Munster Lass (1)
X:1 T:Munster Lass , The M:6/8 L:1/8 R:Jig S:James Goodman (1828─1896) music manuscript collection, S:vol. 3, p. 146. Mid-19th century, County Cork Z:AK/Fiddler’s Companion K:D DFA d2e|fef d2B|DFA dcB|AGF E2F| DFA d2e|fef d2e|fef d2B|AGF E2G:| |:A2F FEF|ABc dcB|A2F FEF|AGF E2F| |1 A2F FEF|ABc d2e|fef d2B|AGF E2F:| |2 A2A B2B|c2c d2e|fef d2B|AGF E3||
MUNSTER LASS , THE (An Cailin Mumaineac). AKA - "Munster Lasses (2) (The)." Irish, Jig or March (6/8 time). E Flat Major (Galwey): F Major (McGuire, Ryan): D Major (Goodman, Kennedy). Standard tuning (fiddle). AB (Galwey): AABB (most versions): AABBCCDDEEFF (Kennedy). "The Munster Lass" appears twice in the large mid-19th century music manuscript collection (vol. 3, p. 146; vol. 4, p. 20) of County Cork cleric and uilleann piper Canon James Goodman. Peter Kennedy's version is a rather elaborate six-part tune, the first and fifth strains of which correspond to the tune usually played in two parts. See also the related "Seán-Tiobraid Árann/Seán Tiobrad Árann and "Old Tipperary," and compare with O'Neill's "Munster Bacon."
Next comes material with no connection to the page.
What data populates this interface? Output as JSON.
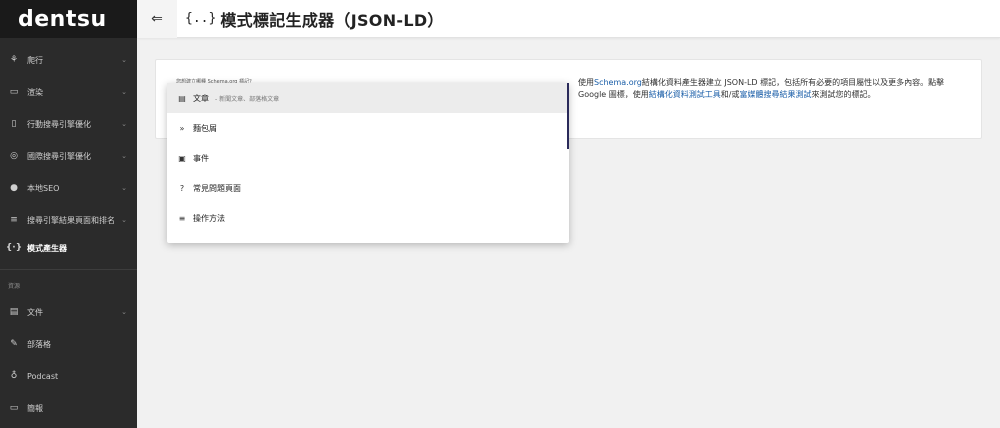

According to Seán Donnelly, the tune "may have been named after a successful racehorseof the 1750's belonging to Sir Edward O'Brien of Dromoland Castle, who built Newmarket-on-Fergus on his estate, naming it after the famous race-course in England."
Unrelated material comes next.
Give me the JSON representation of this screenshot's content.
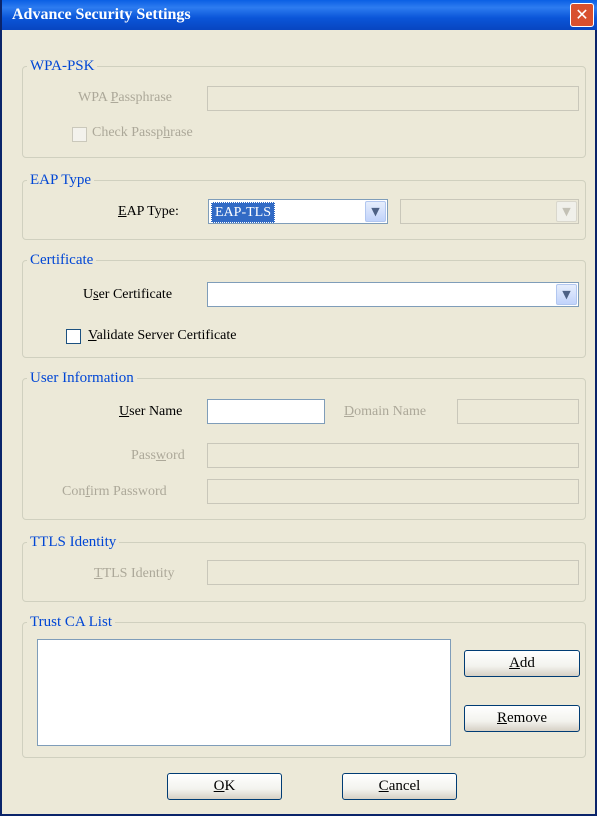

- Seán Donnelly, "A German Dulcimer Player in Eighteenth-Century Dublin", Dublin Historical Record Vol. 53, No. 1 (Spring, 2000), p. 81.